- The crazy thing is that we KNOW this! Our challenge is to COMMUNICATE it. It may be intuitive for ministry leaders, but it’s not to young students. Most students want to know what you expect of them. When you give them clear expectations, they tend to meet them and tend to be more fruitful.
- Modeling matters. When I read reports like this, my first thought is, “How can I help students do these things?” However, I must first ask myself, “Am I doing these things?” Do I have relationships and conversations with non-students in which I actually weave in the gospel? Do I have a mentor? Maybe you have a supervisor, but you should probably also have someone else who is investing in you. Am I volunteering during my free time or just setting up opportunities during my work time for others to serve during their free time?
Universities know that extra-curricular activities are beneficial, so let’s show that our ministry is contributing to their mission of developing leaders.
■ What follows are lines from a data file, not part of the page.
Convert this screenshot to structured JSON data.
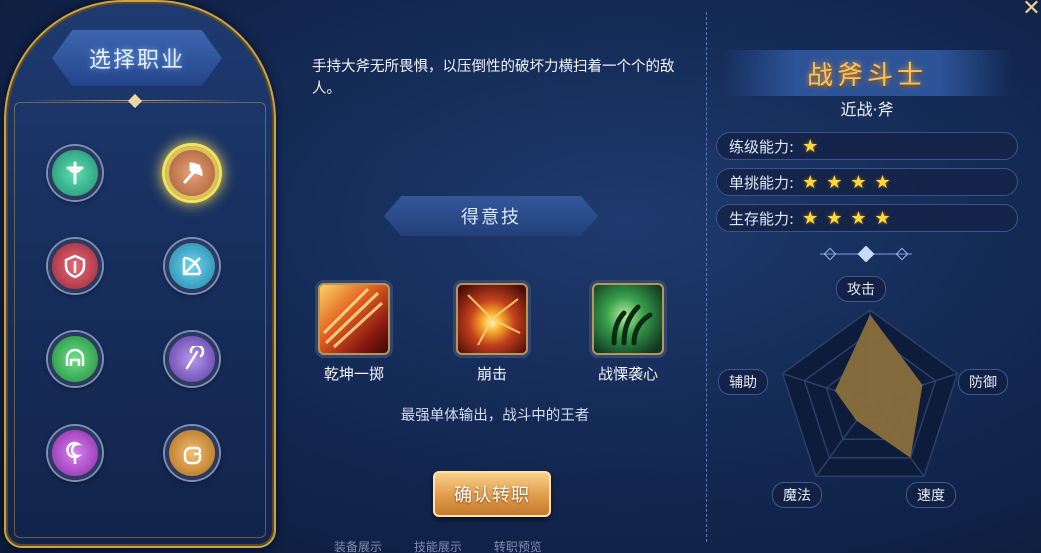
{
  "left_panel": {
    "title": "选择职业",
    "classes": [
      {
        "icon": "holy-cross-icon",
        "color": "#2fb58a",
        "selected": false
      },
      {
        "icon": "axe-icon",
        "color": "#c0743f",
        "selected": true
      },
      {
        "icon": "shield-icon",
        "color": "#c23a4a",
        "selected": false
      },
      {
        "icon": "bow-icon",
        "color": "#3aa6c8",
        "selected": false
      },
      {
        "icon": "helmet-icon",
        "color": "#35a84c",
        "selected": false
      },
      {
        "icon": "staff-icon",
        "color": "#7a55c8",
        "selected": false
      },
      {
        "icon": "moon-staff-icon",
        "color": "#b04ad0",
        "selected": false
      },
      {
        "icon": "fist-icon",
        "color": "#d08a2a",
        "selected": false
      }
    ]
  },
  "description": "手持大斧无所畏惧，以压倒性的破坏力横扫着一个个的敌人。",
  "skills": {
    "banner": "得意技",
    "items": [
      {
        "name": "乾坤一掷",
        "icon": "flame-slash-icon"
      },
      {
        "name": "崩击",
        "icon": "burst-icon"
      },
      {
        "name": "战慄袭心",
        "icon": "claw-icon"
      }
    ],
    "tagline": "最强单体输出，战斗中的王者"
  },
  "confirm_button": "确认转职",
  "bottom_tabs": [
    "装备展示",
    "技能展示",
    "转职预览"
  ],
  "class_info": {
    "name": "战斧斗士",
    "subtitle": "近战·斧",
    "stats": [
      {
        "label": "练级能力:",
        "stars": 1,
        "stars_text": "★"
      },
      {
        "label": "单挑能力:",
        "stars": 4,
        "stars_text": "★★★★"
      },
      {
        "label": "生存能力:",
        "stars": 4,
        "stars_text": "★★★★"
      }
    ]
  },
  "radar": {
    "axes": [
      "攻击",
      "防御",
      "速度",
      "魔法",
      "辅助"
    ],
    "values": [
      0.95,
      0.6,
      0.75,
      0.25,
      0.4
    ],
    "fill_color": "#8a6f3c"
  },
  "close_icon": "close-icon"
}
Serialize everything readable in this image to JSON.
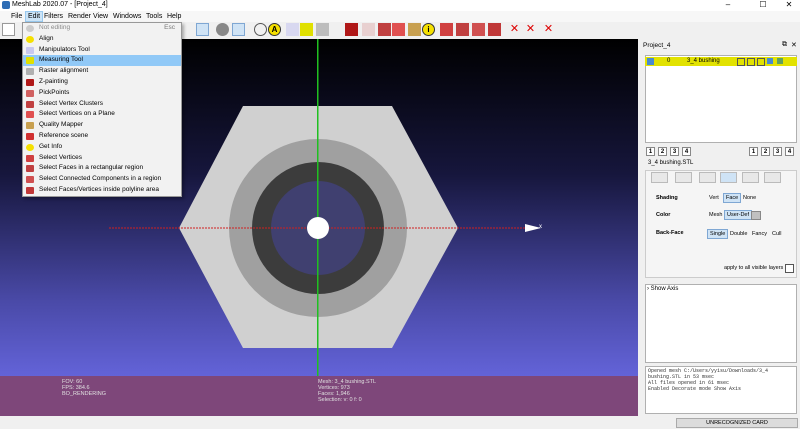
{
  "window": {
    "title": "MeshLab 2020.07 - [Project_4]",
    "controls": {
      "minimize": "–",
      "maximize": "☐",
      "close": "✕"
    }
  },
  "menubar": {
    "items": [
      "File",
      "Edit",
      "Filters",
      "Render",
      "View",
      "Windows",
      "Tools",
      "Help"
    ],
    "active": "Edit"
  },
  "edit_menu": {
    "items": [
      {
        "label": "Not editing",
        "shortcut": "Esc",
        "disabled": true
      },
      {
        "label": "Align"
      },
      {
        "label": "Manipulators Tool"
      },
      {
        "label": "Measuring Tool",
        "highlighted": true
      },
      {
        "label": "Raster alignment"
      },
      {
        "label": "Z-painting"
      },
      {
        "label": "PickPoints"
      },
      {
        "label": "Select Vertex Clusters"
      },
      {
        "label": "Select Vertices on a Plane"
      },
      {
        "label": "Quality Mapper"
      },
      {
        "label": "Reference scene"
      },
      {
        "label": "Get Info"
      },
      {
        "label": "Select Vertices"
      },
      {
        "label": "Select Faces in a rectangular region"
      },
      {
        "label": "Select Connected Components in a region"
      },
      {
        "label": "Select Faces/Vertices inside polyline area"
      }
    ]
  },
  "viewport": {
    "info_left": [
      "FOV: 60",
      "FPS:  384.6",
      "BO_RENDERING"
    ],
    "info_right": [
      "Mesh: 3_4 bushing.STL",
      "Vertices: 973",
      "Faces: 1,946",
      "Selection: v: 0 f: 0"
    ],
    "axis_label": "x"
  },
  "layer_panel": {
    "title": "Project_4",
    "layer": {
      "index": "0",
      "name": "3_4 bushing"
    },
    "raster_buttons_left": [
      "1",
      "2",
      "3",
      "4"
    ],
    "raster_buttons_right": [
      "1",
      "2",
      "3",
      "4"
    ],
    "selected_mesh": "3_4 bushing.STL"
  },
  "render_options": {
    "shading": {
      "label": "Shading",
      "options": [
        "Vert",
        "Face",
        "None"
      ],
      "selected": "Face"
    },
    "color": {
      "label": "Color",
      "options": [
        "Mesh",
        "User-Def"
      ],
      "selected": "User-Def"
    },
    "backface": {
      "label": "Back-Face",
      "options": [
        "Single",
        "Double",
        "Fancy",
        "Cull"
      ],
      "selected": "Single"
    },
    "apply_all": "apply to all visible layers"
  },
  "decorators": {
    "show_axis": "Show Axis"
  },
  "log": {
    "lines": [
      "Opened mesh C:/Users/yyisu/Downloads/3_4",
      "bushing.STL in 53 msec",
      "All files opened in 61 msec",
      "Enabled Decorate mode Show Axis"
    ]
  },
  "statusbar": {
    "card_button": "UNRECOGNIZED CARD"
  },
  "colors": {
    "infobar": "#7e477a",
    "layer_highlight": "#e2e200",
    "menu_highlight": "#91c9f7",
    "axis_x": "#d02020",
    "axis_y": "#20c020"
  }
}
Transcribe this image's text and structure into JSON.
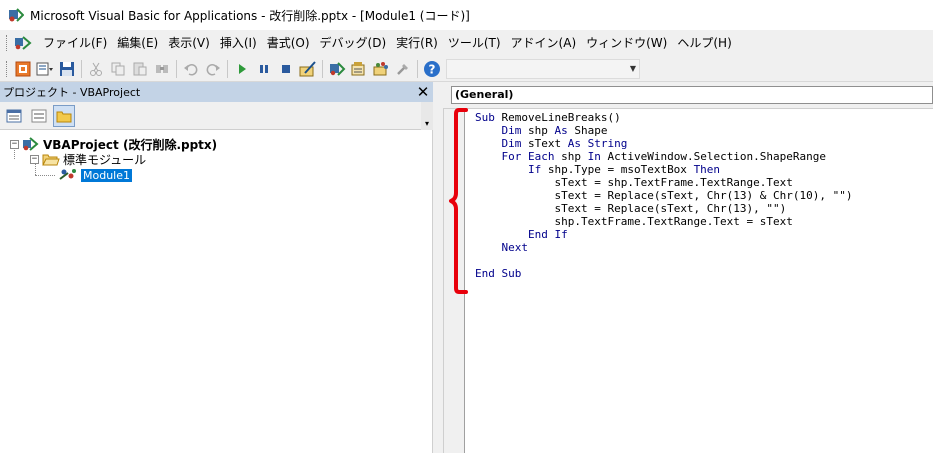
{
  "window": {
    "title": "Microsoft Visual Basic for Applications - 改行削除.pptx - [Module1 (コード)]"
  },
  "menu": {
    "items": [
      {
        "label": "ファイル(F)"
      },
      {
        "label": "編集(E)"
      },
      {
        "label": "表示(V)"
      },
      {
        "label": "挿入(I)"
      },
      {
        "label": "書式(O)"
      },
      {
        "label": "デバッグ(D)"
      },
      {
        "label": "実行(R)"
      },
      {
        "label": "ツール(T)"
      },
      {
        "label": "アドイン(A)"
      },
      {
        "label": "ウィンドウ(W)"
      },
      {
        "label": "ヘルプ(H)"
      }
    ]
  },
  "toolbar": {
    "icons": [
      "view-host-icon",
      "insert-module-icon",
      "save-icon",
      "cut-icon",
      "copy-icon",
      "paste-icon",
      "find-icon",
      "undo-icon",
      "redo-icon",
      "run-icon",
      "break-icon",
      "reset-icon",
      "design-mode-icon",
      "project-explorer-icon",
      "properties-icon",
      "object-browser-icon",
      "toolbox-icon",
      "help-icon"
    ],
    "position_combo": ""
  },
  "project_pane": {
    "title": "プロジェクト - VBAProject",
    "close_symbol": "✕",
    "tree": {
      "root_label": "VBAProject (改行削除.pptx)",
      "folder_label": "標準モジュール",
      "module_label": "Module1"
    }
  },
  "code_window": {
    "object_combo": "(General)",
    "lines": [
      {
        "indent": 0,
        "parts": [
          {
            "t": "Sub",
            "k": true
          },
          {
            "t": " RemoveLineBreaks()",
            "k": false
          }
        ]
      },
      {
        "indent": 4,
        "parts": [
          {
            "t": "Dim",
            "k": true
          },
          {
            "t": " shp ",
            "k": false
          },
          {
            "t": "As",
            "k": true
          },
          {
            "t": " Shape",
            "k": false
          }
        ]
      },
      {
        "indent": 4,
        "parts": [
          {
            "t": "Dim",
            "k": true
          },
          {
            "t": " sText ",
            "k": false
          },
          {
            "t": "As",
            "k": true
          },
          {
            "t": " ",
            "k": false
          },
          {
            "t": "String",
            "k": true
          }
        ]
      },
      {
        "indent": 4,
        "parts": [
          {
            "t": "For Each",
            "k": true
          },
          {
            "t": " shp ",
            "k": false
          },
          {
            "t": "In",
            "k": true
          },
          {
            "t": " ActiveWindow.Selection.ShapeRange",
            "k": false
          }
        ]
      },
      {
        "indent": 8,
        "parts": [
          {
            "t": "If",
            "k": true
          },
          {
            "t": " shp.Type = msoTextBox ",
            "k": false
          },
          {
            "t": "Then",
            "k": true
          }
        ]
      },
      {
        "indent": 12,
        "parts": [
          {
            "t": "sText = shp.TextFrame.TextRange.Text",
            "k": false
          }
        ]
      },
      {
        "indent": 12,
        "parts": [
          {
            "t": "sText = Replace(sText, Chr(13) & Chr(10), \"\")",
            "k": false
          }
        ]
      },
      {
        "indent": 12,
        "parts": [
          {
            "t": "sText = Replace(sText, Chr(13), \"\")",
            "k": false
          }
        ]
      },
      {
        "indent": 12,
        "parts": [
          {
            "t": "shp.TextFrame.TextRange.Text = sText",
            "k": false
          }
        ]
      },
      {
        "indent": 8,
        "parts": [
          {
            "t": "End If",
            "k": true
          }
        ]
      },
      {
        "indent": 4,
        "parts": [
          {
            "t": "Next",
            "k": true
          }
        ]
      },
      {
        "indent": 0,
        "parts": []
      },
      {
        "indent": 0,
        "parts": [
          {
            "t": "End Sub",
            "k": true
          }
        ]
      }
    ]
  },
  "colors": {
    "keyword": "#00008b",
    "annotation_brace": "#e8000b",
    "selection": "#0078d7",
    "pane_header": "#c3d3e6"
  }
}
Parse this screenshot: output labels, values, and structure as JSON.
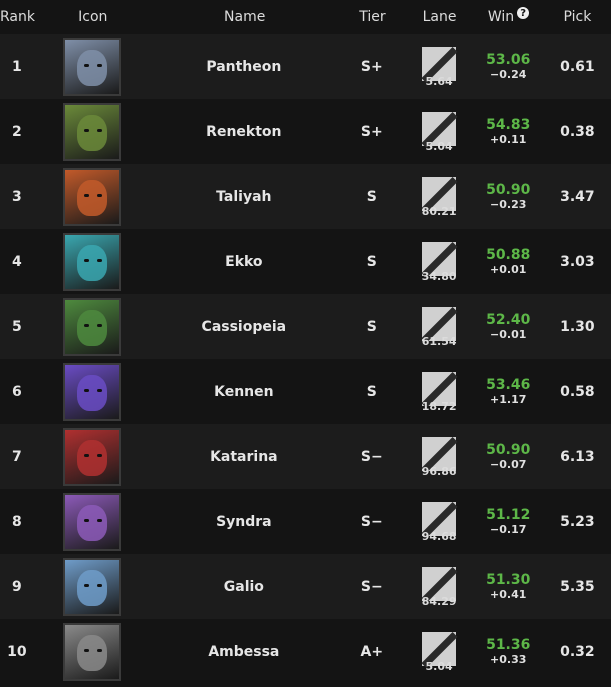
{
  "header": {
    "rank": "Rank",
    "icon": "Icon",
    "name": "Name",
    "tier": "Tier",
    "lane": "Lane",
    "win": "Win",
    "win_help": "?",
    "pick": "Pick"
  },
  "colors": {
    "win_positive": "#5db748",
    "row_alt": "#1c1c1c",
    "row_base": "#141414"
  },
  "rows": [
    {
      "rank": "1",
      "name": "Pantheon",
      "tier": "S+",
      "lane": "5.64",
      "win": "53.06",
      "delta": "−0.24",
      "pick": "0.61",
      "icon": "pantheon-portrait",
      "portrait_color": "#7f8fa8"
    },
    {
      "rank": "2",
      "name": "Renekton",
      "tier": "S+",
      "lane": "5.04",
      "win": "54.83",
      "delta": "+0.11",
      "pick": "0.38",
      "icon": "renekton-portrait",
      "portrait_color": "#6b8a3a"
    },
    {
      "rank": "3",
      "name": "Taliyah",
      "tier": "S",
      "lane": "80.21",
      "win": "50.90",
      "delta": "−0.23",
      "pick": "3.47",
      "icon": "taliyah-portrait",
      "portrait_color": "#c25a2a"
    },
    {
      "rank": "4",
      "name": "Ekko",
      "tier": "S",
      "lane": "34.80",
      "win": "50.88",
      "delta": "+0.01",
      "pick": "3.03",
      "icon": "ekko-portrait",
      "portrait_color": "#3aa7b0"
    },
    {
      "rank": "5",
      "name": "Cassiopeia",
      "tier": "S",
      "lane": "61.54",
      "win": "52.40",
      "delta": "−0.01",
      "pick": "1.30",
      "icon": "cassiopeia-portrait",
      "portrait_color": "#4e8a3e"
    },
    {
      "rank": "6",
      "name": "Kennen",
      "tier": "S",
      "lane": "18.72",
      "win": "53.46",
      "delta": "+1.17",
      "pick": "0.58",
      "icon": "kennen-portrait",
      "portrait_color": "#6a4cc4"
    },
    {
      "rank": "7",
      "name": "Katarina",
      "tier": "S−",
      "lane": "96.86",
      "win": "50.90",
      "delta": "−0.07",
      "pick": "6.13",
      "icon": "katarina-portrait",
      "portrait_color": "#b03030"
    },
    {
      "rank": "8",
      "name": "Syndra",
      "tier": "S−",
      "lane": "94.68",
      "win": "51.12",
      "delta": "−0.17",
      "pick": "5.23",
      "icon": "syndra-portrait",
      "portrait_color": "#8c5ab8"
    },
    {
      "rank": "9",
      "name": "Galio",
      "tier": "S−",
      "lane": "84.29",
      "win": "51.30",
      "delta": "+0.41",
      "pick": "5.35",
      "icon": "galio-portrait",
      "portrait_color": "#6f9cc9"
    },
    {
      "rank": "10",
      "name": "Ambessa",
      "tier": "A+",
      "lane": "5.04",
      "win": "51.36",
      "delta": "+0.33",
      "pick": "0.32",
      "icon": "ambessa-portrait",
      "portrait_color": "#8a8a8a"
    }
  ]
}
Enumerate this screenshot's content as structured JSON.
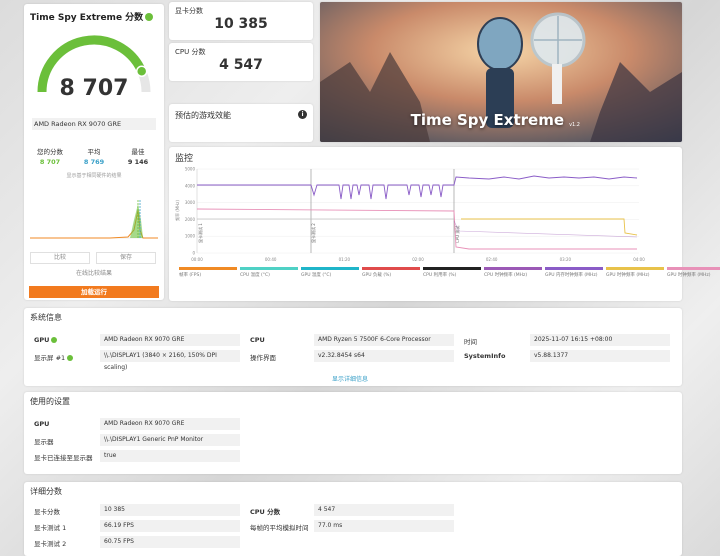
{
  "score_card": {
    "title": "Time Spy Extreme 分数",
    "score": "8 707",
    "gauge_fraction": 0.87,
    "gpu_name": "AMD Radeon RX 9070 GRE",
    "stats": [
      {
        "label": "您的分数",
        "value": "8 707",
        "color": "#6bbf3a"
      },
      {
        "label": "平均",
        "value": "8 769",
        "color": "#3aa0c8"
      },
      {
        "label": "最佳",
        "value": "9 146",
        "color": "#333333",
        "info": "i"
      }
    ],
    "mini_chart_caption": "显示基于相同硬件的结果",
    "btn_compare": "比较",
    "btn_share": "保存",
    "btn_online": "在线比较结果",
    "btn_main": "加载运行"
  },
  "gpu_score": {
    "title": "显卡分数",
    "value": "10 385"
  },
  "cpu_score": {
    "title": "CPU 分数",
    "value": "4 547"
  },
  "estimated": {
    "title": "预估的游戏效能",
    "info": "i"
  },
  "hero": {
    "title": "Time Spy Extreme",
    "version": "v1.2"
  },
  "monitor": {
    "title": "监控",
    "y_label": "频率 (MHz)",
    "y_ticks": [
      "5000",
      "4000",
      "3000",
      "2000",
      "1000",
      "0"
    ],
    "x_ticks": [
      "00:00",
      "00:40",
      "01:20",
      "02:00",
      "02:40",
      "03:20",
      "04:00"
    ],
    "markers": [
      "显卡测试 1",
      "显卡测试 2",
      "CPU 测试"
    ],
    "legend": [
      {
        "label": "帧率 (FPS)",
        "color": "#f08a24"
      },
      {
        "label": "CPU 温度 (°C)",
        "color": "#4fd1c5"
      },
      {
        "label": "GPU 温度 (°C)",
        "color": "#1fb5c9"
      },
      {
        "label": "GPU 负载 (%)",
        "color": "#e04b4b"
      },
      {
        "label": "CPU 利用率 (%)",
        "color": "#222222"
      },
      {
        "label": "CPU 时钟频率 (MHz)",
        "color": "#9b59b6"
      },
      {
        "label": "GPU 内存时钟频率 (MHz)",
        "color": "#8a5cc7"
      },
      {
        "label": "GPU 时钟频率 (MHz)",
        "color": "#e8c24a"
      },
      {
        "label": "GPU 时钟频率 (MHz)",
        "color": "#e891b8"
      }
    ]
  },
  "system_info": {
    "title": "系统信息",
    "gpu_label": "GPU",
    "gpu_value": "AMD Radeon RX 9070 GRE",
    "display_label": "显示屏 #1",
    "display_value": "\\\\.\\DISPLAY1 (3840 × 2160, 150% DPI scaling)",
    "cpu_label": "CPU",
    "cpu_value": "AMD Ryzen 5 7500F 6-Core Processor",
    "os_label": "操作界面",
    "os_value": "v2.32.8454 s64",
    "time_label": "时间",
    "time_value": "2025-11-07 16:15 +08:00",
    "sysinfo_label": "SystemInfo",
    "sysinfo_value": "v5.88.1377",
    "details_link": "显示详细信息"
  },
  "settings": {
    "title": "使用的设置",
    "rows": [
      {
        "label": "GPU",
        "value": "AMD Radeon RX 9070 GRE"
      },
      {
        "label": "显示器",
        "value": "\\\\.\\DISPLAY1 Generic PnP Monitor"
      },
      {
        "label": "显卡已连接至显示器",
        "value": "true"
      }
    ]
  },
  "detailed": {
    "title": "详细分数",
    "left": [
      {
        "label": "显卡分数",
        "value": "10 385"
      },
      {
        "label": "显卡测试 1",
        "value": "66.19 FPS"
      },
      {
        "label": "显卡测试 2",
        "value": "60.75 FPS"
      }
    ],
    "right": [
      {
        "label": "CPU 分数",
        "value": "4 547"
      },
      {
        "label": "每帧的平均模拟时间",
        "value": "77.0 ms"
      }
    ]
  }
}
I want to do whatever it takes for every dorm room, classroom, and administrative office to be affected by the Gospel of Jesus, even if that means building my situational awareness and using secular research to help understand and reinforce spiritual leadership development.
Here are a couple more resources from Collegiate Collective to help you speak the language of the administration and work with them for the good of your campus community and the advance of God’s kingdom.
Won’t You Be My Neighbor: Healthy Relationships with the Student Affairs Office
Caleb Craft writes about how collegiate leaders can best love student affairs staff as their neighbors.
If Admin Ain’t Happy
A roundtable video featuring Chad Frank, Drew Worsham, and Paul Fiske discussing the benefits and best practices for developing healthy relationships with campus administration.
Episode 164: Retention, Retention, Retention
Rahul Agarwal and Caleb Craft discuss how campus administration and ministries can partner together to pursue their shared goal of student retention.